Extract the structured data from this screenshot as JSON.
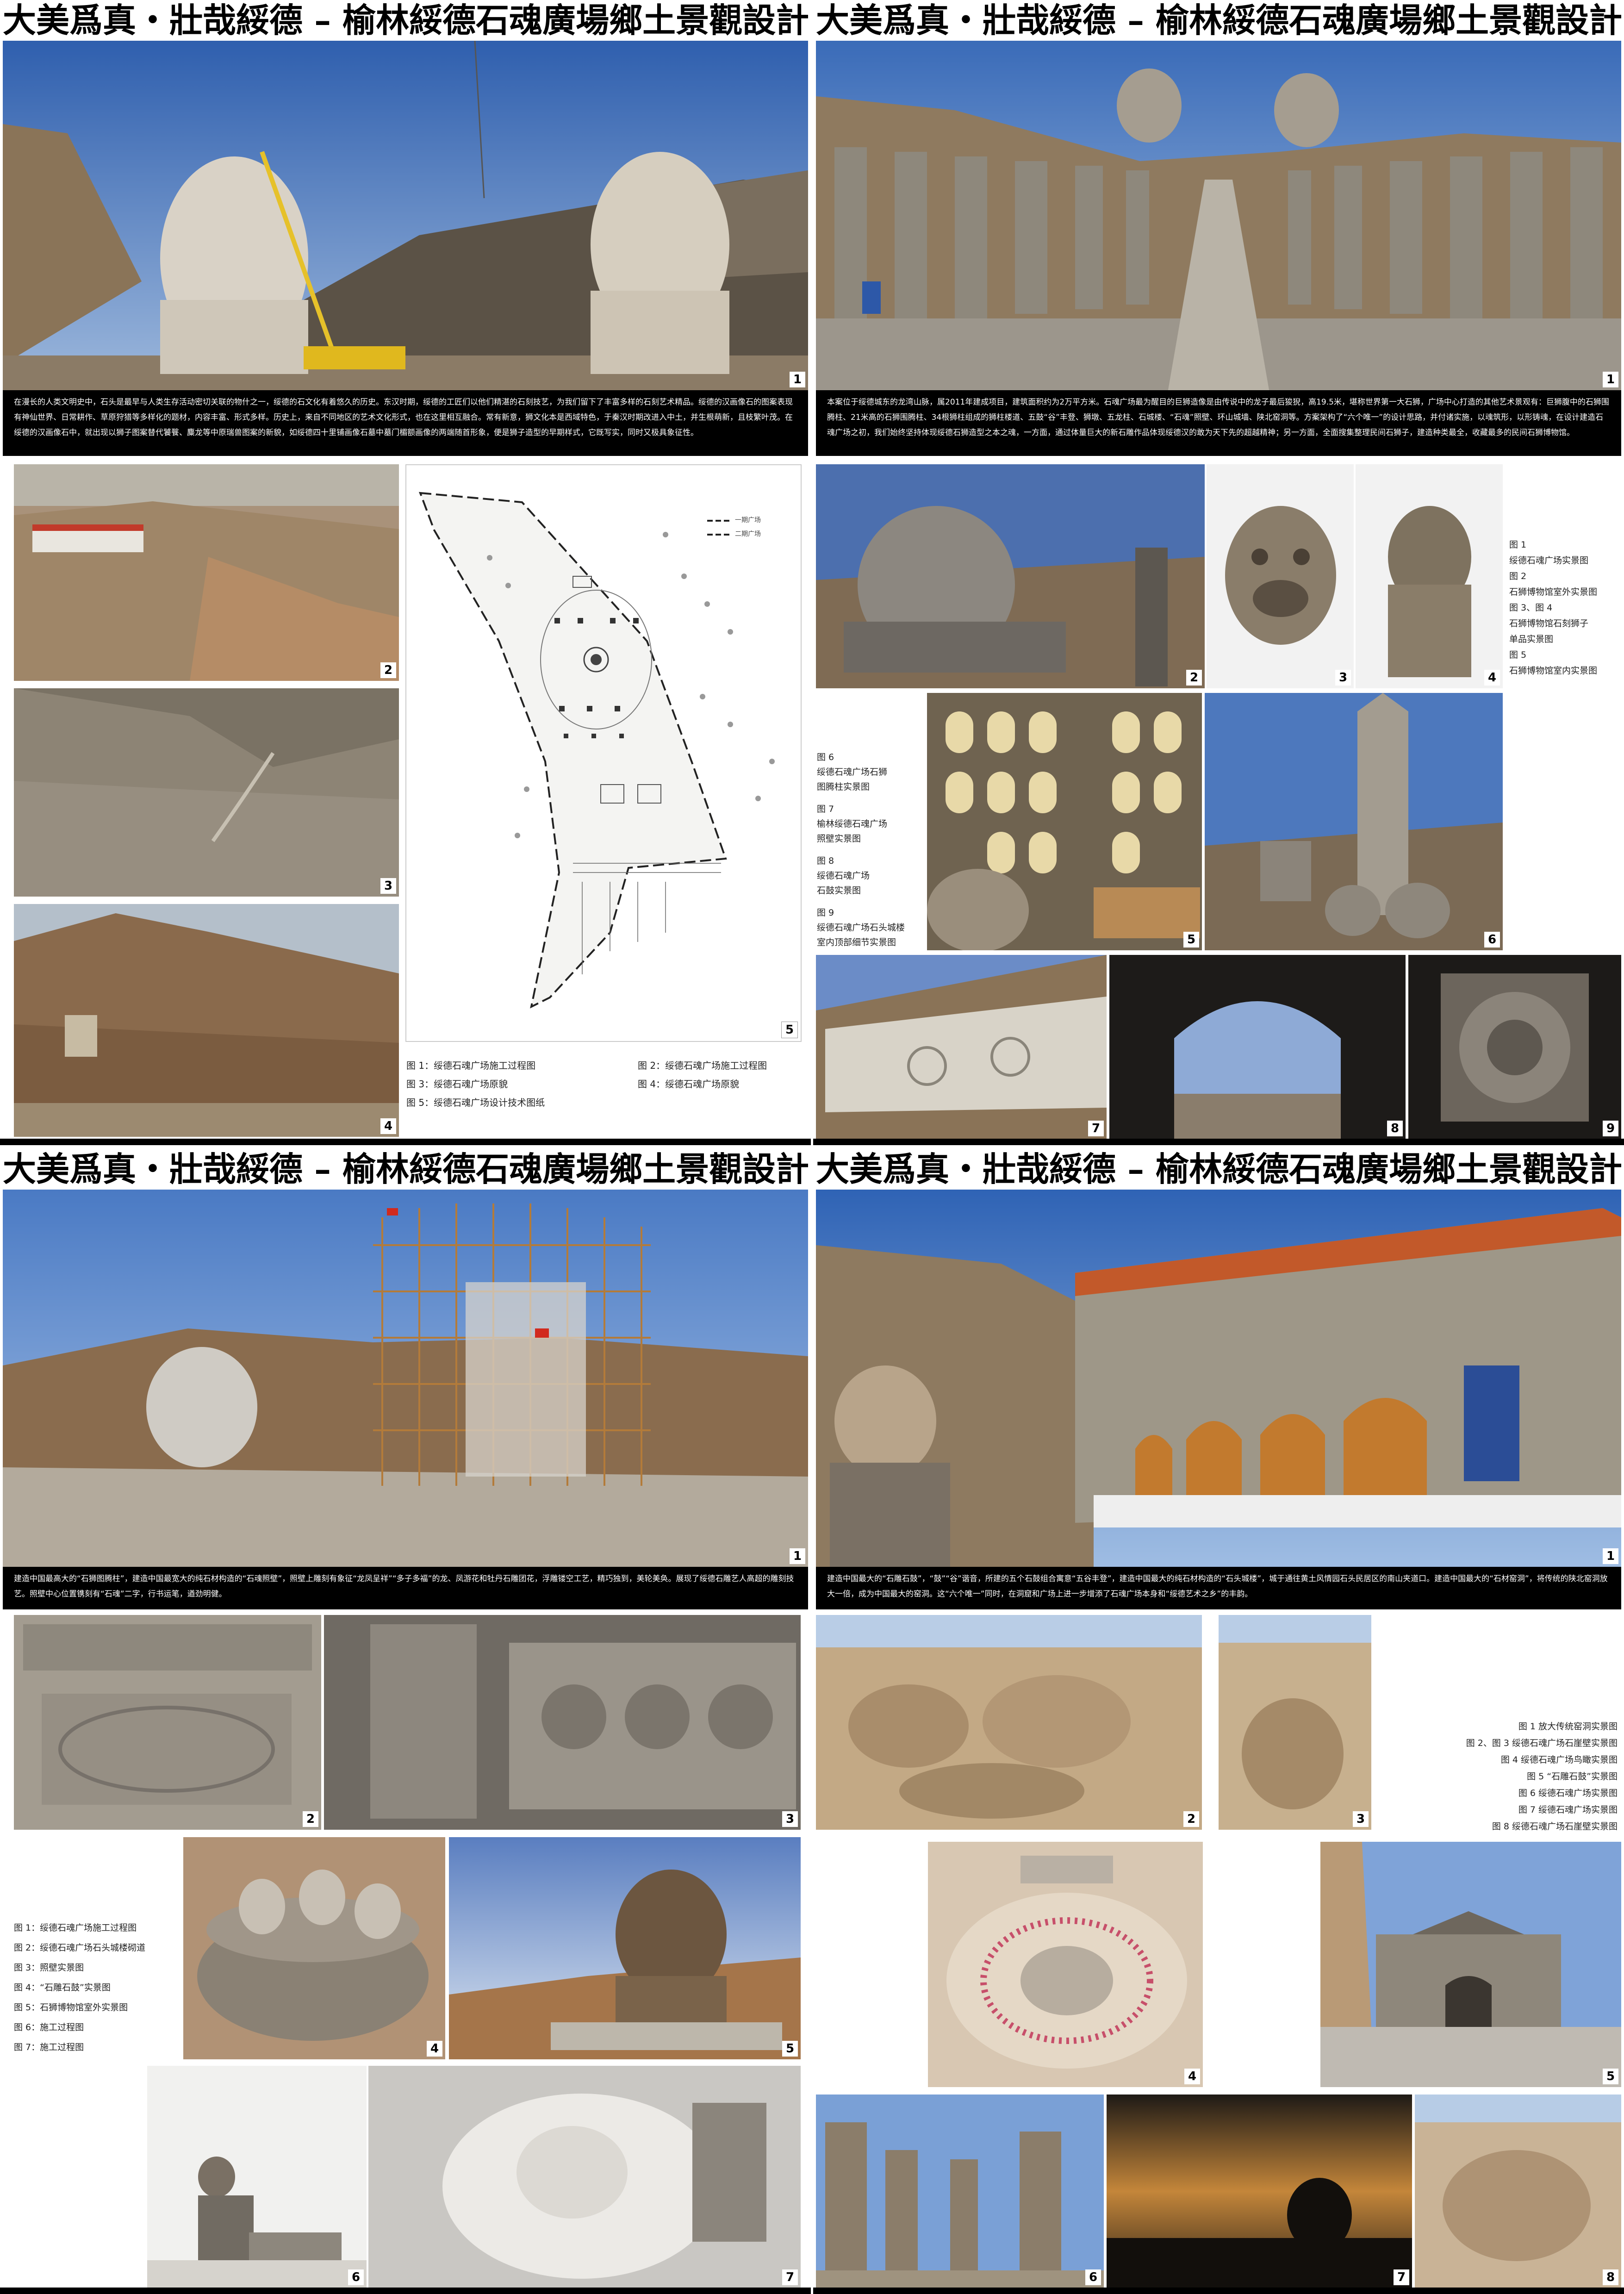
{
  "page_title": "大美爲真・壯哉綏德 – 榆林綏德石魂廣場鄉土景觀設計",
  "boards": [
    {
      "description": "在漫长的人类文明史中，石头是最早与人类生存活动密切关联的物什之一，绥德的石文化有着悠久的历史。东汉时期，绥德的工匠们以他们精湛的石刻技艺，为我们留下了丰富多样的石刻艺术精品。绥德的汉画像石的图案表现有神仙世界、日常耕作、草原狩猎等多样化的题材，内容丰富、形式多样。历史上，来自不同地区的艺术文化形式，也在这里相互融合。常有新意，狮文化本是西域特色，于秦汉时期改进入中土，并生根萌新，且枝繁叶茂。在绥德的汉画像石中，就出现以狮子图案替代饕餮、麋龙等中原瑞兽图案的新貌，如绥德四十里铺画像石墓中墓门楣额画像的两端随首形象，便是狮子造型的早期样式，它既写实，同时又极具象征性。",
      "captions": [
        "图 1：绥德石魂广场施工过程图",
        "图 2：绥德石魂广场施工过程图",
        "图 3：绥德石魂广场原貌",
        "图 4：绥德石魂广场原貌",
        "图 5：绥德石魂广场设计技术图纸"
      ],
      "plan_legend": [
        "一期广场",
        "二期广场"
      ]
    },
    {
      "description": "本案位于绥德城东的龙湾山脉，属2011年建成项目，建筑面积约为2万平方米。石魂广场最为醒目的巨狮造像是由传说中的龙子最后狻猊，高19.5米，堪称世界第一大石狮，广场中心打造的其他艺术景观有：巨狮腹中的石狮围腾柱、21米高的石狮围腾柱、34根狮柱组成的狮柱楼道、五鼓“谷”丰登、狮墩、五龙柱、石城楼、“石魂”照壁、环山城墙、陕北窑洞等。方案架构了“六个唯一”的设计思路，并付诸实施，以魂筑形，以形铸魂，在设计建造石魂广场之初，我们始终坚持体现绥德石狮造型之本之魂，一方面，通过体量巨大的新石雕作品体现绥德汉的敢为天下先的超越精神；另一方面，全面搜集整理民间石狮子，建造种类最全，收藏最多的民间石狮博物馆。",
      "captions": [
        "图 1",
        "绥德石魂广场实景图",
        "图 2",
        "石狮博物馆室外实景图",
        "图 3、图 4",
        "石狮博物馆石刻狮子",
        "单品实景图",
        "图 5",
        "石狮博物馆室内实景图"
      ],
      "captions2": [
        "图 6",
        "绥德石魂广场石狮",
        "图腾柱实景图",
        "图 7",
        "榆林绥德石魂广场",
        "照壁实景图",
        "图 8",
        "绥德石魂广场",
        "石鼓实景图",
        "图 9",
        "绥德石魂广场石头城楼",
        "室内顶部细节实景图"
      ]
    },
    {
      "description": "建造中国最高大的“石狮图腾柱”，建造中国最宽大的纯石材构造的“石魂照壁”，照壁上雕刻有象征“龙凤呈祥”“多子多福”的龙、凤游花和牡丹石雕团花，浮雕镂空工艺，精巧独到，美轮美奂。展现了绥德石雕艺人高超的雕刻技艺。照壁中心位置镌刻有“石魂”二字，行书运笔，遒劲明健。",
      "captions": [
        "图 1：绥德石魂广场施工过程图",
        "图 2：绥德石魂广场石头城楼砌道",
        "图 3：照壁实景图",
        "图 4：“石雕石鼓”实景图",
        "图 5：石狮博物馆室外实景图",
        "图 6：施工过程图",
        "图 7：施工过程图"
      ]
    },
    {
      "description": "建造中国最大的“石雕石鼓”，“鼓”“谷”谐音，所建的五个石鼓组合寓意“五谷丰登”，建造中国最大的纯石材构造的“石头城楼”，城于通往黄土风情园石头民居区的南山夹道口。建造中国最大的“石材窑洞”，将传统的陕北窑洞放大一倍，成为中国最大的窑洞。这“六个唯一”同时，在洞窟和广场上进一步增添了石魂广场本身和“绥德艺术之乡”的丰韵。",
      "captions": [
        "图 1  放大传统窑洞实景图",
        "图 2、图 3  绥德石魂广场石崖壁实景图",
        "图 4  绥德石魂广场鸟瞰实景图",
        "图 5  “石雕石鼓”实景图",
        "图 6  绥德石魂广场实景图",
        "图 7  绥德石魂广场实景图",
        "图 8  绥德石魂广场石崖壁实景图"
      ]
    }
  ],
  "colors": {
    "sky": "#4a74b8",
    "rock": "#a89377",
    "stone": "#b4ada2",
    "earth": "#a07a55",
    "dark": "#1a1a1a"
  }
}
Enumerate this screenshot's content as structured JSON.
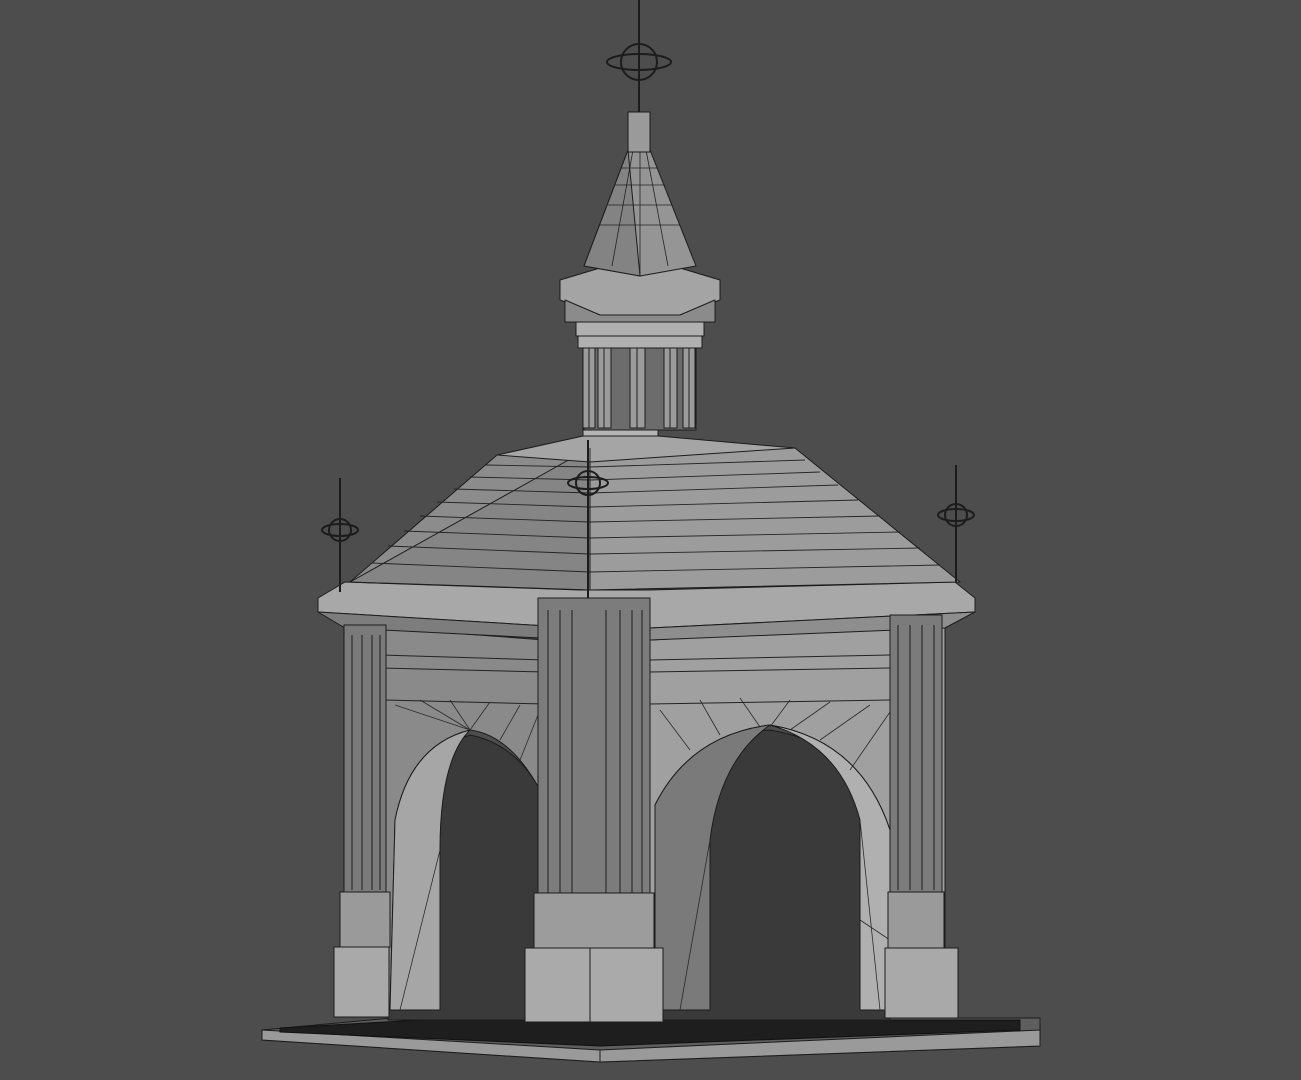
{
  "scene": {
    "background_color": "#4d4d4d",
    "model_fill": "#8f8f8f",
    "model_light": "#a3a3a3",
    "model_dark": "#6e6e6e",
    "wire_color": "#1c1c1c"
  }
}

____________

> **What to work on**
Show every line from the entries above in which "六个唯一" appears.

> **Exercise answer**
      "description": "本案位于绥德城东的龙湾山脉，属2011年建成项目，建筑面积约为2万平方米。石魂广场最为醒目的巨狮造像是由传说中的龙子最后狻猊，高19.5米，堪称世界第一大石狮，广场中心打造的其他艺术景观有：巨狮腹中的石狮围腾柱、21米高的石狮围腾柱、34根狮柱组成的狮柱楼道、五鼓“谷”丰登、狮墩、五龙柱、石城楼、“石魂”照壁、环山城墙、陕北窑洞等。方案架构了“六个唯一”的设计思路，并付诸实施，以魂筑形，以形铸魂，在设计建造石魂广场之初，我们始终坚持体现绥德石狮造型之本之魂，一方面，通过体量巨大的新石雕作品体现绥德汉的敢为天下先的超越精神；另一方面，全面搜集整理民间石狮子，建造种类最全，收藏最多的民间石狮博物馆。",
      "description": "建造中国最大的“石雕石鼓”，“鼓”“谷”谐音，所建的五个石鼓组合寓意“五谷丰登”，建造中国最大的纯石材构造的“石头城楼”，城于通往黄土风情园石头民居区的南山夹道口。建造中国最大的“石材窑洞”，将传统的陕北窑洞放大一倍，成为中国最大的窑洞。这“六个唯一”同时，在洞窟和广场上进一步增添了石魂广场本身和“绥德艺术之乡”的丰韵。",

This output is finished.